A new study conducted by Plymouth University and UK Safer Internet Centre supported by the NSPCC, reveals new concerns and trends in 'sexting' amongst teenagers.
The qualitative study engaged with 120 13-14 year olds and 30 10-11 year olds and concluded that:
- Sexting is considered almost routine for many 13-14 year olds.
- Young people are unwilling to turn to adults for help due to fear of being judged.
- Young people think that issues around sexualised online content (both pornography and self-generated content) should be discussed in school.
- Younger children (10-11 years olds) are still largely safe from exposure to sexualised content.
David Wright, Director of UK Safer Internet Centre (SWGfL), said: "Technology and the internet offer amazing opportunities but in some aspects have contrasting issues and threats; issues that can have devastating consequences, especially for our children and young people.

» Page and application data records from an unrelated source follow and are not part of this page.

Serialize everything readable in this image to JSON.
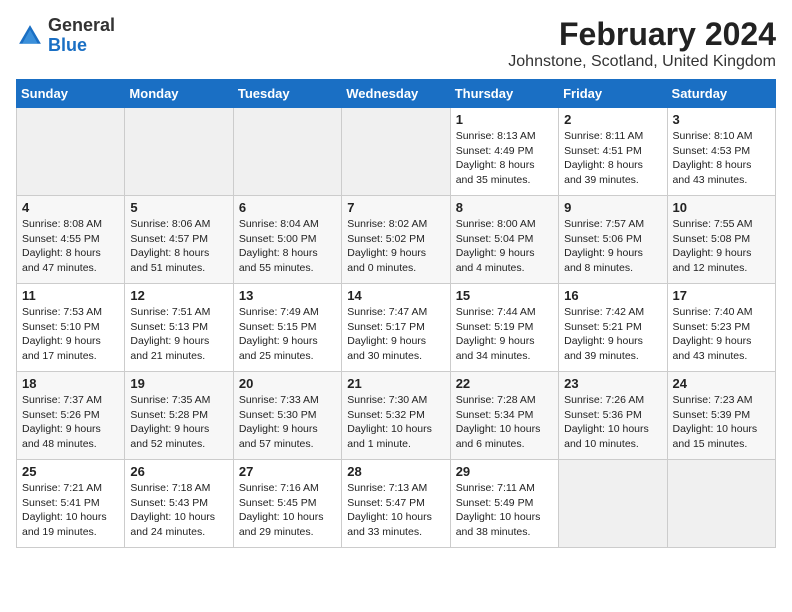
{
  "header": {
    "logo_general": "General",
    "logo_blue": "Blue",
    "month_year": "February 2024",
    "location": "Johnstone, Scotland, United Kingdom"
  },
  "days_of_week": [
    "Sunday",
    "Monday",
    "Tuesday",
    "Wednesday",
    "Thursday",
    "Friday",
    "Saturday"
  ],
  "weeks": [
    [
      {
        "day": "",
        "content": ""
      },
      {
        "day": "",
        "content": ""
      },
      {
        "day": "",
        "content": ""
      },
      {
        "day": "",
        "content": ""
      },
      {
        "day": "1",
        "content": "Sunrise: 8:13 AM\nSunset: 4:49 PM\nDaylight: 8 hours\nand 35 minutes."
      },
      {
        "day": "2",
        "content": "Sunrise: 8:11 AM\nSunset: 4:51 PM\nDaylight: 8 hours\nand 39 minutes."
      },
      {
        "day": "3",
        "content": "Sunrise: 8:10 AM\nSunset: 4:53 PM\nDaylight: 8 hours\nand 43 minutes."
      }
    ],
    [
      {
        "day": "4",
        "content": "Sunrise: 8:08 AM\nSunset: 4:55 PM\nDaylight: 8 hours\nand 47 minutes."
      },
      {
        "day": "5",
        "content": "Sunrise: 8:06 AM\nSunset: 4:57 PM\nDaylight: 8 hours\nand 51 minutes."
      },
      {
        "day": "6",
        "content": "Sunrise: 8:04 AM\nSunset: 5:00 PM\nDaylight: 8 hours\nand 55 minutes."
      },
      {
        "day": "7",
        "content": "Sunrise: 8:02 AM\nSunset: 5:02 PM\nDaylight: 9 hours\nand 0 minutes."
      },
      {
        "day": "8",
        "content": "Sunrise: 8:00 AM\nSunset: 5:04 PM\nDaylight: 9 hours\nand 4 minutes."
      },
      {
        "day": "9",
        "content": "Sunrise: 7:57 AM\nSunset: 5:06 PM\nDaylight: 9 hours\nand 8 minutes."
      },
      {
        "day": "10",
        "content": "Sunrise: 7:55 AM\nSunset: 5:08 PM\nDaylight: 9 hours\nand 12 minutes."
      }
    ],
    [
      {
        "day": "11",
        "content": "Sunrise: 7:53 AM\nSunset: 5:10 PM\nDaylight: 9 hours\nand 17 minutes."
      },
      {
        "day": "12",
        "content": "Sunrise: 7:51 AM\nSunset: 5:13 PM\nDaylight: 9 hours\nand 21 minutes."
      },
      {
        "day": "13",
        "content": "Sunrise: 7:49 AM\nSunset: 5:15 PM\nDaylight: 9 hours\nand 25 minutes."
      },
      {
        "day": "14",
        "content": "Sunrise: 7:47 AM\nSunset: 5:17 PM\nDaylight: 9 hours\nand 30 minutes."
      },
      {
        "day": "15",
        "content": "Sunrise: 7:44 AM\nSunset: 5:19 PM\nDaylight: 9 hours\nand 34 minutes."
      },
      {
        "day": "16",
        "content": "Sunrise: 7:42 AM\nSunset: 5:21 PM\nDaylight: 9 hours\nand 39 minutes."
      },
      {
        "day": "17",
        "content": "Sunrise: 7:40 AM\nSunset: 5:23 PM\nDaylight: 9 hours\nand 43 minutes."
      }
    ],
    [
      {
        "day": "18",
        "content": "Sunrise: 7:37 AM\nSunset: 5:26 PM\nDaylight: 9 hours\nand 48 minutes."
      },
      {
        "day": "19",
        "content": "Sunrise: 7:35 AM\nSunset: 5:28 PM\nDaylight: 9 hours\nand 52 minutes."
      },
      {
        "day": "20",
        "content": "Sunrise: 7:33 AM\nSunset: 5:30 PM\nDaylight: 9 hours\nand 57 minutes."
      },
      {
        "day": "21",
        "content": "Sunrise: 7:30 AM\nSunset: 5:32 PM\nDaylight: 10 hours\nand 1 minute."
      },
      {
        "day": "22",
        "content": "Sunrise: 7:28 AM\nSunset: 5:34 PM\nDaylight: 10 hours\nand 6 minutes."
      },
      {
        "day": "23",
        "content": "Sunrise: 7:26 AM\nSunset: 5:36 PM\nDaylight: 10 hours\nand 10 minutes."
      },
      {
        "day": "24",
        "content": "Sunrise: 7:23 AM\nSunset: 5:39 PM\nDaylight: 10 hours\nand 15 minutes."
      }
    ],
    [
      {
        "day": "25",
        "content": "Sunrise: 7:21 AM\nSunset: 5:41 PM\nDaylight: 10 hours\nand 19 minutes."
      },
      {
        "day": "26",
        "content": "Sunrise: 7:18 AM\nSunset: 5:43 PM\nDaylight: 10 hours\nand 24 minutes."
      },
      {
        "day": "27",
        "content": "Sunrise: 7:16 AM\nSunset: 5:45 PM\nDaylight: 10 hours\nand 29 minutes."
      },
      {
        "day": "28",
        "content": "Sunrise: 7:13 AM\nSunset: 5:47 PM\nDaylight: 10 hours\nand 33 minutes."
      },
      {
        "day": "29",
        "content": "Sunrise: 7:11 AM\nSunset: 5:49 PM\nDaylight: 10 hours\nand 38 minutes."
      },
      {
        "day": "",
        "content": ""
      },
      {
        "day": "",
        "content": ""
      }
    ]
  ]
}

"Whilst illustrating the latest attitudes amongst children, the study also has some clear messages for schools; that children want the opportunity to discuss these subjects but at the same time wouldn't report an issue to their teacher. Clearly there is much work to do, although the UK Safer Internet Centres new sexting resources (October 2012) for schools and children can help inform and support in such situations."
Jon Brown, sexual abuse lead at the NSPCC, said: "We are starting to see the regular and normalised consumption of hardcore pornography among young people and this has led to the sharing of explicit self-generated sexual imagery.
"Good quality sex education is absolutely critical. It needs to be age-appropriate, but if we are to be able to help young people navigate their way through these pressures, it also needs to start in primary school. We need to teach young people about respecting themselves and respecting each other.
"Parents should not be afraid of talking to young people about this issue. And young people who feel they can't approach a trusted adult can call ChildLine for advice and support."
Provided by University of Plymouth